Before I go, one little personal tidbit regarding this game. I remember renting this game from a local video rental place back in 1991. When I returned the game, I forgot to return the photocopy of the game's manual. The guy at the store told me that they would charge my account $2 for every day that I did not return the photocopy of the manual. I never returned to that store. If I were to put a rough estimate on how much money I owed that video store, if it still existed to this day, it would be roughly over $17,000.
Haha. Nice review! It's nifty to see classic NES games reviewed. It is a bummer that the backgrounds are a bit boring, but I don't think the music is all that bad. Kind of catchy in that classic NES way. I also think this is the first time I've seen the game in action - it looks fun. I like the Bubble Bobble way of attacking enemies. I never got around to playing this game, despite the movie being my favorite Disney movie. I remember seeing it on the store shelves, but never thinking to give it a chance. I totally would now if such places still exist. And the reason they don't... Is all your fault! You bankrupted them all with your pamphlet stealing ways.
I went from reading your review to singing it when I clicked the link to that 8-bit version of Under the Sea.

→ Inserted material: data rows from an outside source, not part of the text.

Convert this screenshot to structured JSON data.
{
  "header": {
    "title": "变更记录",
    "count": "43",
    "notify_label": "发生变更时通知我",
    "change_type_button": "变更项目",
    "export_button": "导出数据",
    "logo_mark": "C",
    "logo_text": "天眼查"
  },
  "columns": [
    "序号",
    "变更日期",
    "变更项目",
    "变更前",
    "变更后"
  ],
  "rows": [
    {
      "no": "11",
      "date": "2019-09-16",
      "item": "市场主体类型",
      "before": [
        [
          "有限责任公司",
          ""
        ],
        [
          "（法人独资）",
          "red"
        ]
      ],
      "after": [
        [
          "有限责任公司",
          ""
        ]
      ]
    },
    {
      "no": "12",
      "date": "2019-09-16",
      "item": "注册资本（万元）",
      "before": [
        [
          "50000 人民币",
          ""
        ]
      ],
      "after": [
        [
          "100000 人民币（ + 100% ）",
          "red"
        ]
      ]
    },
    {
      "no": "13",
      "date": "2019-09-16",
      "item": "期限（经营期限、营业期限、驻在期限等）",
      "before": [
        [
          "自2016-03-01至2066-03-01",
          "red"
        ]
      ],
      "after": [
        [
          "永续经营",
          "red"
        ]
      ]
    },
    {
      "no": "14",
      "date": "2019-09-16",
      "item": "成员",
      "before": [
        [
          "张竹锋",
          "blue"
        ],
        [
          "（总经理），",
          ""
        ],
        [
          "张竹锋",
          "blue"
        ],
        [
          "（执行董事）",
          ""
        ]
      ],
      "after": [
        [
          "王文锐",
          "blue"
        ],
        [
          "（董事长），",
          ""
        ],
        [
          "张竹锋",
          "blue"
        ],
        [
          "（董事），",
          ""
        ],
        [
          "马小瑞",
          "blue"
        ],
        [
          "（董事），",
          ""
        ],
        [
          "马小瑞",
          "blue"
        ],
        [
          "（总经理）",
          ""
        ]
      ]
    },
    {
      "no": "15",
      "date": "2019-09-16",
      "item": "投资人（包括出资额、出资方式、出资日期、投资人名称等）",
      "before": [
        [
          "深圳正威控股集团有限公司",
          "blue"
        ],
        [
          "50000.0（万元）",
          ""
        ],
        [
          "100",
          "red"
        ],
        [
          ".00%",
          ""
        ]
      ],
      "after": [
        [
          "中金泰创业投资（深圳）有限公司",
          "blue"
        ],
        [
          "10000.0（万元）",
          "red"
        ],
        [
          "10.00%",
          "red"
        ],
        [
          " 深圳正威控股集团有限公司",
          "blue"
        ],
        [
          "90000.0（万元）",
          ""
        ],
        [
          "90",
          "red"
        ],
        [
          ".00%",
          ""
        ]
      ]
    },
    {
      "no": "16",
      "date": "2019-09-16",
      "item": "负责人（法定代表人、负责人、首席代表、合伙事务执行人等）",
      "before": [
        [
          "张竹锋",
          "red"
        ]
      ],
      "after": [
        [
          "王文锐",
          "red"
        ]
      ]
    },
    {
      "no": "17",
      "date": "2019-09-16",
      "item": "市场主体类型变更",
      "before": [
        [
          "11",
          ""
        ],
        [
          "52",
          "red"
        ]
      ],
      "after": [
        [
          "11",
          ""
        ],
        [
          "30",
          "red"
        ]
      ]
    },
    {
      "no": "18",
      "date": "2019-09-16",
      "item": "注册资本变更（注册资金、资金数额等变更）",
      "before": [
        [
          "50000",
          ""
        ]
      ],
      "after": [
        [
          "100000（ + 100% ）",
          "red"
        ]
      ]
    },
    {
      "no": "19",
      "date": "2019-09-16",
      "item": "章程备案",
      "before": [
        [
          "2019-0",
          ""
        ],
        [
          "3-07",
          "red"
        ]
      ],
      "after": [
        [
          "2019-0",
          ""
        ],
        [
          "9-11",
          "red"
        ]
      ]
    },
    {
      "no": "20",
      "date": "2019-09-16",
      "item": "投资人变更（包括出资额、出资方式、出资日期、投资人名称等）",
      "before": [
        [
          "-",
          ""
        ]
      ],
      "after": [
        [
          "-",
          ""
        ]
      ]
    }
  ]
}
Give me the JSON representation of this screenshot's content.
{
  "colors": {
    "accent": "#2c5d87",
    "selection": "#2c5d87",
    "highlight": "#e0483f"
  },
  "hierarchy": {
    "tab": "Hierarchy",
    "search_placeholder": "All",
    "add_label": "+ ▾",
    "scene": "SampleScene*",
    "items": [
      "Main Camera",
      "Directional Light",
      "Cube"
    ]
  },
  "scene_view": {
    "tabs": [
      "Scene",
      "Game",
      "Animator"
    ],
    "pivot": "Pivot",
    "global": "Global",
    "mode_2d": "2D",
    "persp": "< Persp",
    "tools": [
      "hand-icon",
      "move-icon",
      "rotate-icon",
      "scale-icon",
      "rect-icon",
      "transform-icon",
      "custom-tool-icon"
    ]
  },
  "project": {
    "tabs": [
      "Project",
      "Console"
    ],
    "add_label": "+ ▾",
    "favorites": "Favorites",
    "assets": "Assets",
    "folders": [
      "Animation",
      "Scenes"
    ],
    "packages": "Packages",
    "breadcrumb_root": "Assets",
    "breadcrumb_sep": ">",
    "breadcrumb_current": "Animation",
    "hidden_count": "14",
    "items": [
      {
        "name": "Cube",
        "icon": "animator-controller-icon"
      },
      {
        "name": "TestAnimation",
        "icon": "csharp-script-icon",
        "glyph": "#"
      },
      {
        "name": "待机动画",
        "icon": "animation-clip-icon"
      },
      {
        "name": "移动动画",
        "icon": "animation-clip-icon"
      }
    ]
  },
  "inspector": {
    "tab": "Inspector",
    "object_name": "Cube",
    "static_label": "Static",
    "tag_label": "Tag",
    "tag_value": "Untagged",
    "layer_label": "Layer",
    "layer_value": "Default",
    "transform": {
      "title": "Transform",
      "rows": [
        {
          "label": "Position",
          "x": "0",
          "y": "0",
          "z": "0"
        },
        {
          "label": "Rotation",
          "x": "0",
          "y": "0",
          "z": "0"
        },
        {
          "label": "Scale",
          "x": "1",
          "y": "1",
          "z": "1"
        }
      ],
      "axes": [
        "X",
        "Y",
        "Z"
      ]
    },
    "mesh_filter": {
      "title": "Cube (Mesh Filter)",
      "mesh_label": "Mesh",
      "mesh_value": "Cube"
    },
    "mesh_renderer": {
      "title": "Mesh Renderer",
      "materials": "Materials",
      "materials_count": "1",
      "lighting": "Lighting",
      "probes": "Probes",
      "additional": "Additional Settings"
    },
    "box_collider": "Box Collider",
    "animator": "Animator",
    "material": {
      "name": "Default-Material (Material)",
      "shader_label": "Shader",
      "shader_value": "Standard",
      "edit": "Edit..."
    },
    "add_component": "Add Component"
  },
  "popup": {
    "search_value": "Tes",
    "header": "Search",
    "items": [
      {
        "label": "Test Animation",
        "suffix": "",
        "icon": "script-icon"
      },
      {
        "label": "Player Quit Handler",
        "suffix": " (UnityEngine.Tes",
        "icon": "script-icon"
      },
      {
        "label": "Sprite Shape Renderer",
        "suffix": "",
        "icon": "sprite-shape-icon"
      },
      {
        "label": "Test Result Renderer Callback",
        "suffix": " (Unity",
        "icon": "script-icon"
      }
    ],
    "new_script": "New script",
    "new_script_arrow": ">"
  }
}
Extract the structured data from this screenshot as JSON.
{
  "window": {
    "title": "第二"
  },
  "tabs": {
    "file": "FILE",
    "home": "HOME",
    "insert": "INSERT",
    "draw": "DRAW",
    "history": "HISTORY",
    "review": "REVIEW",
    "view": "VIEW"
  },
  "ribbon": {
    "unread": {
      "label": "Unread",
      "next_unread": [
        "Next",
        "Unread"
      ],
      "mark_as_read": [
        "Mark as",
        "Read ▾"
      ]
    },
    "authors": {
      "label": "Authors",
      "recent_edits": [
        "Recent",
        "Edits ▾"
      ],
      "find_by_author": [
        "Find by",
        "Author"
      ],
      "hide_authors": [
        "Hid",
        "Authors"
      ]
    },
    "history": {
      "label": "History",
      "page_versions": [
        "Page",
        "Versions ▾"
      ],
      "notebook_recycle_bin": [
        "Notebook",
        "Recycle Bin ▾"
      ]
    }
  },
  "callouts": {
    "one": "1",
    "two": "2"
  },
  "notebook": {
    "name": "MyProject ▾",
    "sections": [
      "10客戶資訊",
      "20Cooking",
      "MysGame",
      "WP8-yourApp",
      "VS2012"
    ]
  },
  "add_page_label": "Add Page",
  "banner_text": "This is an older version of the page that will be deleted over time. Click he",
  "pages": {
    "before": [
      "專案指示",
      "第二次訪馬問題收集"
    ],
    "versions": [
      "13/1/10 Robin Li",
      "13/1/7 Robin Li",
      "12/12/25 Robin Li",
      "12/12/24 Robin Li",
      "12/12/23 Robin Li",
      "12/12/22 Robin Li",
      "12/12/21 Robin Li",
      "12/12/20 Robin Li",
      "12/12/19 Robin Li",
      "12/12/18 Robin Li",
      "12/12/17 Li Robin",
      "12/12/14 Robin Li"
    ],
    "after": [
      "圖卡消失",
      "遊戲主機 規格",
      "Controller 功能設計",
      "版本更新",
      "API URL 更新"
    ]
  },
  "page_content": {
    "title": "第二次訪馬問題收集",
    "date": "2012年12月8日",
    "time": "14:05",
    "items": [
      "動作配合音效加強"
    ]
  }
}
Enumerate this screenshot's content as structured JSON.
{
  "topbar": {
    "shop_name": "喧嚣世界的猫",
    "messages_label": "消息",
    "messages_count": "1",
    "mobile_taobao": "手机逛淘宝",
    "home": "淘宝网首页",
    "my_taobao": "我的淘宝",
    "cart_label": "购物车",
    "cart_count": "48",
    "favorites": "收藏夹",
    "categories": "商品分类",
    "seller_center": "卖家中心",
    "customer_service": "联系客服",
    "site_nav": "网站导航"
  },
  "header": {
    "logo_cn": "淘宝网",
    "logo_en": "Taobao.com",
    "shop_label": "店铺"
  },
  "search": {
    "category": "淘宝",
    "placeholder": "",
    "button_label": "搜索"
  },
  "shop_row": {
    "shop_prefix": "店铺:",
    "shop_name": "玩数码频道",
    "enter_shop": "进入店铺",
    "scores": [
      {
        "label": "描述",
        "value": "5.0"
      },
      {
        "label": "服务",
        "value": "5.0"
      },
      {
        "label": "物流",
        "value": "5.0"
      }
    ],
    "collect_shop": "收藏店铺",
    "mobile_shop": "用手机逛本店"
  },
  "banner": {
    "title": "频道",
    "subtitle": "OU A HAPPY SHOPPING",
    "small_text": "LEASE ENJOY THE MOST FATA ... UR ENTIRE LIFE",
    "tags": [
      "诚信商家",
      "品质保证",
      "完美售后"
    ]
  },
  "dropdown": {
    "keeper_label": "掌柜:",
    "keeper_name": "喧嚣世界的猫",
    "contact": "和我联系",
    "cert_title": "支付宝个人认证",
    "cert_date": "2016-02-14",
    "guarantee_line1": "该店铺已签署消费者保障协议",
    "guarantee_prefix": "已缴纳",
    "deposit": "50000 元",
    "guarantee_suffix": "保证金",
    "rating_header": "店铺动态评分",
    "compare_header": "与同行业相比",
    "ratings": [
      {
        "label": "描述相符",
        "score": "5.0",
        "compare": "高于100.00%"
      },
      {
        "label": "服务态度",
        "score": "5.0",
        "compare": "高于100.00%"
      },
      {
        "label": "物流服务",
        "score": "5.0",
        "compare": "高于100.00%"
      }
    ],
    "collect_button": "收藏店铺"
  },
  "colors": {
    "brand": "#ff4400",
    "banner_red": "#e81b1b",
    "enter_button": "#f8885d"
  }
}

This seems like something I might enjoy. Not too long ago I bought Aladdin on the Super Nintendo and some of my thoughts on that game are very similar to yours on The Little Mermaid. Seeing as how I haven't played any of Capcom's Disney games on the NES, I should probably start with DuckTales, though.
If you're expecting Duck Tales (or Aladdin) here, look elsewhere! I can echo everything that SMS said up there, though one thing he didn't hit upon which was kind of a nick to me was that a lot of the game was pretty monotone. Now I'm doubting myself; I thought there was a currency system or something, and everything was like "1", and there weren't any "5"s or something. I wish there were more collectables. I know that this is an NES game we're talking about, but there were PLENTY of different things to do/collect way back when, even in Duck Tales. Cakes, HUGE GEMS, little dolls, etc.
I don't want to fire it up again (I gave it a 6.0, for the above and how short it is), but I will if I have to!
@NoName I actually never found the pamphlet. Ever.
@Octorockin don't start with the best. Just work your way up to it.
@kriswright Scoop away! It's a fun little game, even if it is too short.
@Mr_Mustache They have items you can pick up just for points but they don't do anything. Maybe you get an extra life after collecting enough. I don't remember, but you can't buy anything in this game. I think you're thinking about Aladdin on the Genesis.
Ah, yes, the one NES Capcom/Disney game I didn't play. Good review! It's making me wonder, is fate telling me to play this one now? I mean...
- It's attack system is, what No name pointed out, like Bubble Bobble. Awesome. - The only Disney/Capcom game I haven't played. - I'm literally in Orlando, FL visiting Disney. The other day we took our little ones to the Magic Kingdom for the first time. My little girl had the choice to dress as any princess. Guess which red head she chose? - A short game is exactly what I need!